Roundup — a town with a unique name — is nestled in the valley near the Musselshell River near the Bull Mountains. It has long been renowned for its natural geographic design for rounding up livestock. It is still a place where old-fashioned values and ideals are present.
Roundup was once a gathering point for large herds of cattle that grazed up and down the valley. One of the town's highlights is the annual Roundup Cattle Drive. The drive is the western adventure of a lifetime. Besides being fun, the cattle drive is a real learning experience for participants who get a chance to find out exactly what farming and ranching operations are all about and why the delicate balance of the environment has always been so crucial here.
The Musselshell Valley Historical Museum houses a coal tunnel, complete with wooden car, carbide lamps, lunch pails, maps and photos. The exhibits tell the story of the birth of Roundup. Other exhibits include fossils, local Indian artifacts, and paintings by local artists. Guided tours through the museum are actually living history lessons.
The Bull Mountains, south of Roundup, offer beautiful roadside geology and pine trees. Companies, adhering to careful reclamation processes, mine coal in these mountains. North of town are oil wells, evidence of another rich mineral in the area. Also near Roundup are the C. M. Russell National Wildlife Refuge and the Lewis and Clark National Forest.
Watch for deer, antelope, turkeys and pheasants when you drive through the area. Sharp-eyed spotters will see elk grazing against the backdrop of the Bull Mountains. Deer are especially noticeable at dusk and dawn on the side roads.

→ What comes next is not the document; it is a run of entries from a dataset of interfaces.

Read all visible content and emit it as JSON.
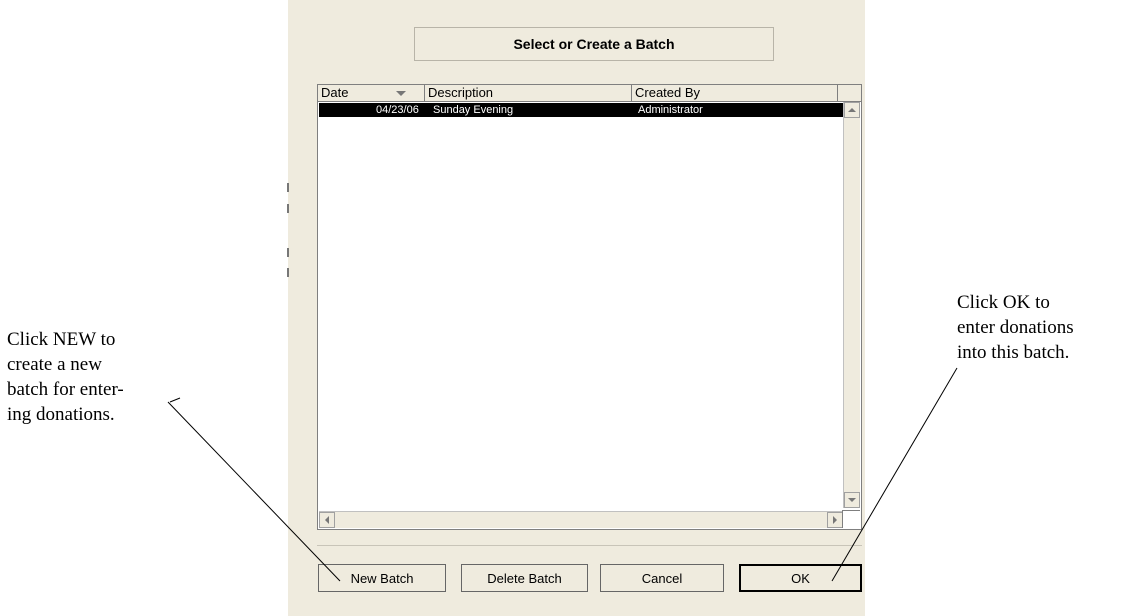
{
  "dialog": {
    "title": "Select or Create a Batch",
    "columns": [
      {
        "label": "Date"
      },
      {
        "label": "Description"
      },
      {
        "label": "Created By"
      }
    ],
    "rows": [
      {
        "date": "04/23/06",
        "description": "Sunday Evening",
        "created_by": "Administrator",
        "selected": true
      }
    ],
    "buttons": {
      "new": "New Batch",
      "delete": "Delete Batch",
      "cancel": "Cancel",
      "ok": "OK"
    }
  },
  "callouts": {
    "left": "Click NEW to\ncreate a new\nbatch for enter-\ning donations.",
    "right": "Click OK to\nenter donations\ninto this batch."
  },
  "colors": {
    "dialog_bg": "#efebde",
    "selection_bg": "#000000",
    "selection_text": "#ffffff"
  },
  "icons": [
    "sort-descending-icon",
    "scroll-up-icon",
    "scroll-down-icon",
    "scroll-left-icon",
    "scroll-right-icon"
  ]
}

The Musselshell River, noted for its fine trout and catfish, also offers plentiful spots for relaxing picnics along its lazy banks. The oblong mussels, for which the river is named, can be collected as ‘jewels of the Musselshell